Tamim told Emirati newspaper The National that the investigation revealed Mossad, Israel's spy agency, to be behind the murder.
But Israel played down the diplomatic disagreement following the killing of a top Hamas commander in Dubai by alleged Mossad agents caught on camera and carrying European passports.
"It is important to note that no one (formally) accuses Israel. There is no proof linking Israel to this affair," a senior official said ahead of a meeting on Thursday to which the Foreign Office in London invited Israel's ambassador.
The Israeli official, who asked not to be named, stressed that British authorities "have not summoned the ambassador but invited him for a discussion," showing Britain wanted to make it clear "there is no crisis."
Ireland also called in its Israeli ambassador.

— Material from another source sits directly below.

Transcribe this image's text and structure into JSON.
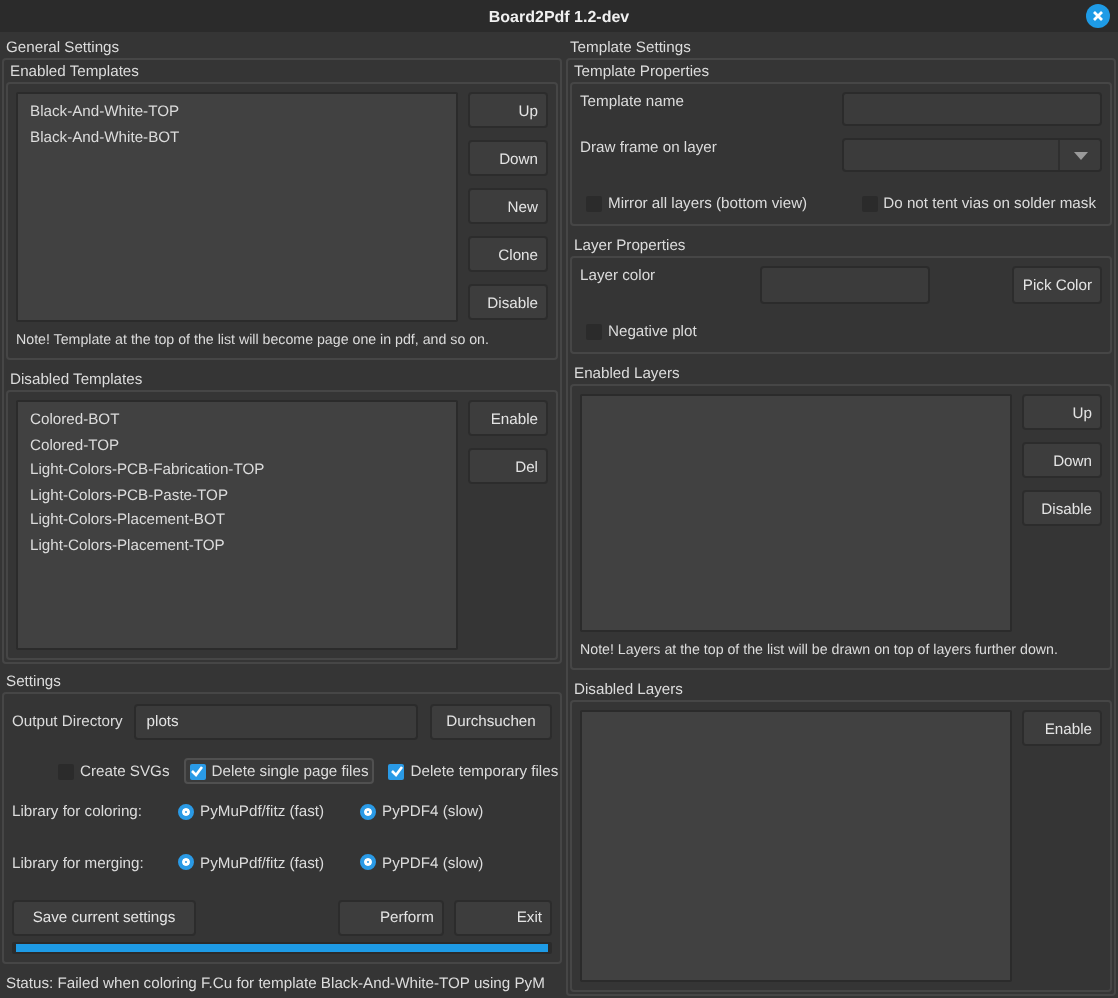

The killing of Mahmoud al Mabhouh, a top militant of the Palestinian Islamist movement Hamas, last month while allegedly on a weapons purchasing trip to Dubai was widely blamed on Mossad.
Dubai police released the photos and names of 11 suspects with European passports - six from Britain, three from Ireland, one from Germany and one from France - alleged to be members of the hit squad.
In keeping with tradition, Mossad, which used agents with fake foreign passports for such operations in the past, kept mum on the affair.
Dubai's police chief also insisted Thursday the passports were genuine.
"Dubai's police investigation may present the Israeli government and intelligence with tough questions," Israeli newspaper Haaretz said.
The newspaper also asked in an editorial whether it was "proper to place in harm's way Israelis whose identities were ostensibly stolen and used by the assassins?"
British Prime Minister Gordon Brown on Wednesday pledged a "full investigation" of the passports affair.
But Israel's mass-selling Yediot Aharonot newspaper insisted Thursday "the European states whose passports were used cannot direct firm accusations at Israel before they know the facts clearly."
Foreign Minister Avigdor Lieberman said Thursday there was no reason to believe Mossad was involved, shrugging off suggestions that ties between Israel and Britain could be strained over the affair.
"There is no reason to think that it was the Israeli Mossad and not some other intelligence service or country up to some mischief," he said.
"I think Britain recognizes that Israel is a responsible country and that our security activity is conducted according to very clear, cautious and responsible rules of the game. Therefore we have no cause for concern."